Sweden's energy usage is still decreasing, if anything at slightly faster rate, according to new preliminary figures from the Energy Authority.

Sweden's energy usage continues to drop

In November energy usage went down by eight procent on average across the country. In October, this figure was 7.6 percent, according to earlier figures from the Swedish National Grid.

As previously, southern Sweden saw the largest drop. In energy zone 4 (the southernmost zone), energy usage went down 12 percent. In energy zone 3 usage went down 10 percent. In the north of the country however, usage increased compared to November last year – going up by one and four percent in energy zones 1 and 2, respectively.

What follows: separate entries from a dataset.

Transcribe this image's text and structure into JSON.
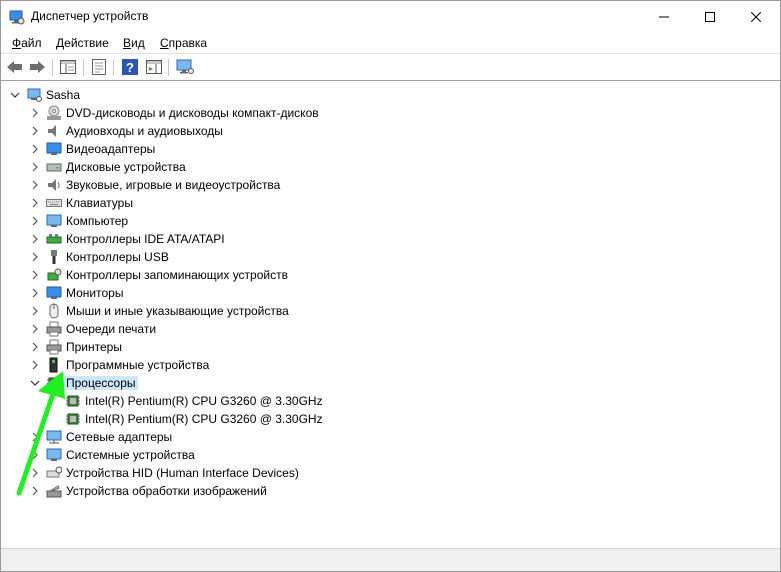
{
  "window": {
    "title": "Диспетчер устройств"
  },
  "menu": [
    {
      "pre": "",
      "u": "Ф",
      "post": "айл"
    },
    {
      "pre": "",
      "u": "Д",
      "post": "ействие"
    },
    {
      "pre": "",
      "u": "В",
      "post": "ид"
    },
    {
      "pre": "",
      "u": "С",
      "post": "правка"
    }
  ],
  "tree": {
    "root": "Sasha",
    "categories": [
      "DVD-дисководы и дисководы компакт-дисков",
      "Аудиовходы и аудиовыходы",
      "Видеоадаптеры",
      "Дисковые устройства",
      "Звуковые, игровые и видеоустройства",
      "Клавиатуры",
      "Компьютер",
      "Контроллеры IDE ATA/ATAPI",
      "Контроллеры USB",
      "Контроллеры запоминающих устройств",
      "Мониторы",
      "Мыши и иные указывающие устройства",
      "Очереди печати",
      "Принтеры",
      "Программные устройства",
      "Процессоры",
      "Сетевые адаптеры",
      "Системные устройства",
      "Устройства HID (Human Interface Devices)",
      "Устройства обработки изображений"
    ],
    "processors": [
      "Intel(R) Pentium(R) CPU G3260 @ 3.30GHz",
      "Intel(R) Pentium(R) CPU G3260 @ 3.30GHz"
    ]
  },
  "colors": {
    "selection": "#cce8ff",
    "annotation_arrow": "#22ee22"
  }
}
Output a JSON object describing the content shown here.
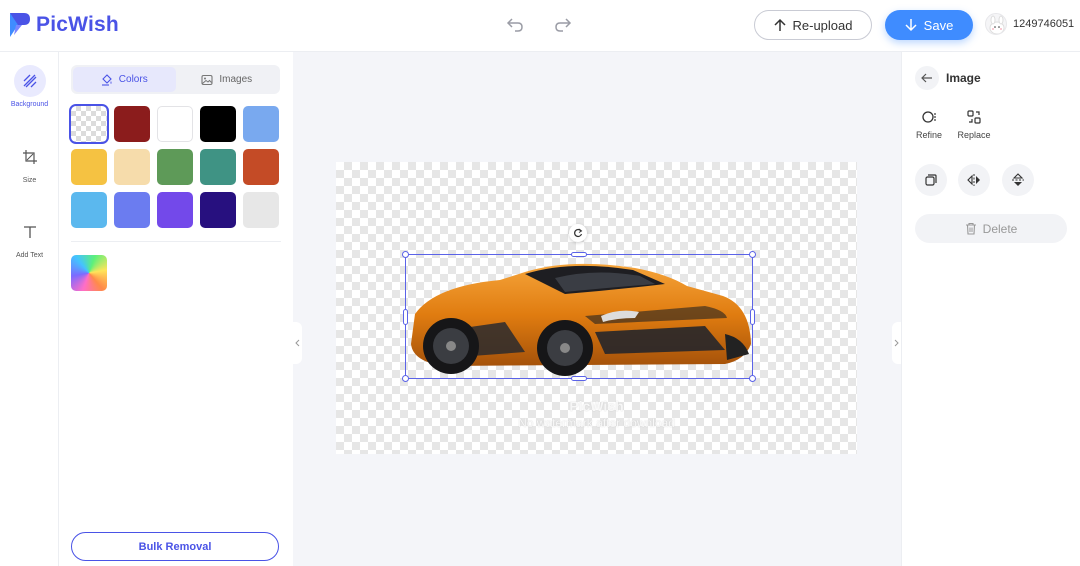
{
  "app": {
    "name": "PicWish",
    "brand_color": "#4a53e6",
    "accent_color": "#3f8cff"
  },
  "header": {
    "undo_icon": "undo-icon",
    "redo_icon": "redo-icon",
    "reupload_label": "Re-upload",
    "save_label": "Save",
    "user_id": "1249746051"
  },
  "rail": {
    "items": [
      {
        "label": "Background",
        "icon": "background-icon",
        "active": true
      },
      {
        "label": "Size",
        "icon": "crop-icon",
        "active": false
      },
      {
        "label": "Add Text",
        "icon": "text-icon",
        "active": false
      }
    ]
  },
  "panel": {
    "tabs": [
      {
        "label": "Colors",
        "active": true
      },
      {
        "label": "Images",
        "active": false
      }
    ],
    "swatches": [
      "transparent",
      "#8b1c1c",
      "#ffffff",
      "#000000",
      "#79a9ef",
      "#f5c242",
      "#f6dcab",
      "#5e9a58",
      "#3f9384",
      "#c44b26",
      "#5bb8ee",
      "#6b7cf0",
      "#7349ea",
      "#27107f",
      "#e7e7e7"
    ],
    "bulk_label": "Bulk Removal"
  },
  "canvas": {
    "watermark_title": "PicWish",
    "watermark_sub": "No watermark after download"
  },
  "right": {
    "title": "Image",
    "tools": [
      {
        "label": "Refine",
        "icon": "refine-icon"
      },
      {
        "label": "Replace",
        "icon": "replace-icon"
      }
    ],
    "actions": [
      "duplicate-icon",
      "flip-horizontal-icon",
      "flip-vertical-icon"
    ],
    "delete_label": "Delete"
  }
}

These figures are preliminary, and it’s difficult to say exactly what the drop in usage is caused by, the Energy Authority says.

“It’s fair to assume that the high prices – and also the media attention around them – has contributed to lower usage,” it wrote in a newsletter titled “The Current Situation on the Energy Market”.

The weather has also had an effect. November was warmer this year compared to last year. More electric cars and energy-heavy investments in Norrland, such as the Northvolt battery factory, are likely factors behind the increase in usage in the northernmost energy zone.